Following a highly successful launch party, Apex Airways announces that it has run out of gas.
“It was a difficult decision, but after being driven out of our Minot hub, we realized we needed to find strategic partners to keep Apex Airways viable,” commented David Alter, Apex’s Chief Operations Officer. “We looked high and wide for another carrier that shared our same level of commitment to customers. At the end of the selection process, the choice was clear: United Airlines is that carrier.”
Apex and United have long shared similar views. For example, Apex announced its new no-aisle seating configuration; United recently began exploring the viability of stacking them in like cordwood. Apex offers a no-guarantees, “get you there if we can make it” travel policy; United’s reliability matches ours at the bottom of the pile. Apex’s fleet is a rattletrap medley of historical craft; United once flew a plane full of garbage.
“We’re looking forward to the financial stability provided by a profitable carrier like United. Then again, anybody who can’t make a profit with oil at twenty-seven bucks a barrel would have to be seriously idiotic,” commented Apex’s Chief Legal Officer Bill Cash. “Like us.”
The best of both worlds
United, which has a perfect track record in executing on airline mergers, will take the lead on integration issues. The airlines have already identified some best practices from each carrier.
- The flexible PexPoints program will be the surviving mileage currency.
- All Apex Cloud Clubs will convert to United Clubs.
- The Chase United MileagePlus Explorer Card will be phased out. The new United PexPoints Rewards Explorer Ulticard by VISA will be issued to holders of both airlines’ cards.
- The Apex mobile app will be discontinued and redirected to www.southwest.com.
- The Apex Ambassadors Club, open only to New Jersey governors and mayors, will be merged into United’s existing Jersey graft program.
- The combined carrier will accept reservations, print tickets, and use the United States dollar.
- United will continue to use the 844-400-APEX number as its main customer service line.
- Reflecting the now-complete merger with CO, the new company will be called United Continental Apex Holdings, Inc.
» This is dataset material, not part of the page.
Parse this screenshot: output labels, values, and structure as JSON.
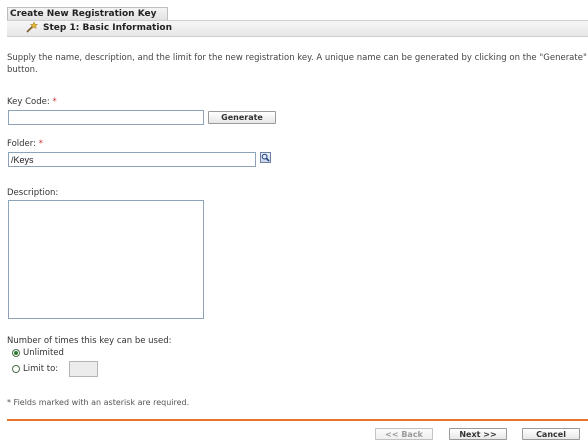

Cash also commented on labor relations—a big part of running a successful airline anywhere. “We’ve seen what works and what a disaster it can be, as in the case of American/US Airways, when you have two labor groups at war with each other. So we’re going to one-up AA and have three labor groups.” Pilots, FAs, dispatchers, and crisis management personnel will retain their membership in various unions assigned to United, Continental, and Apex. This industry-breaking tripartite labor structure should best the carrier for generations to come.
A better hub for the better
This merger offers something for everyone. United was particularly keen to get its hands on Apex’s Branson hub. With Chicago O’Hare at full capacity, CTA trains derailing up the escalators, and—worst of all—the automated toilet seat covers constantly breaking down, United wanted to get away from ORD. Branson’s 7,000-feet Runway 14/32 should be sufficient to handle all the flights the combined airline will ever fly after adopting the best parts of both airlines.
United also agreed to maintain the surviving Apex milk run: a triangular route between the Wisconsin Dells, Pigeon Forge/Dollywood Int’l, and Branson. “Low-rent passengers from all these here parts can still stay close to their kin, thanks to the new United Continental Apex Holdings, Inc.,” beamed an easily-entertained and faintly tipsy David Alter.
This is expected to be the last official Apex Airways press release. The good and bad people of Apex Airways thank you for your business over the years.
United Continental Apex Holdings, Inc. plans to welcome Apex into the family with the traditional exchanging of airline vows at 35,000 feet just as soon as its current CEO can be identified.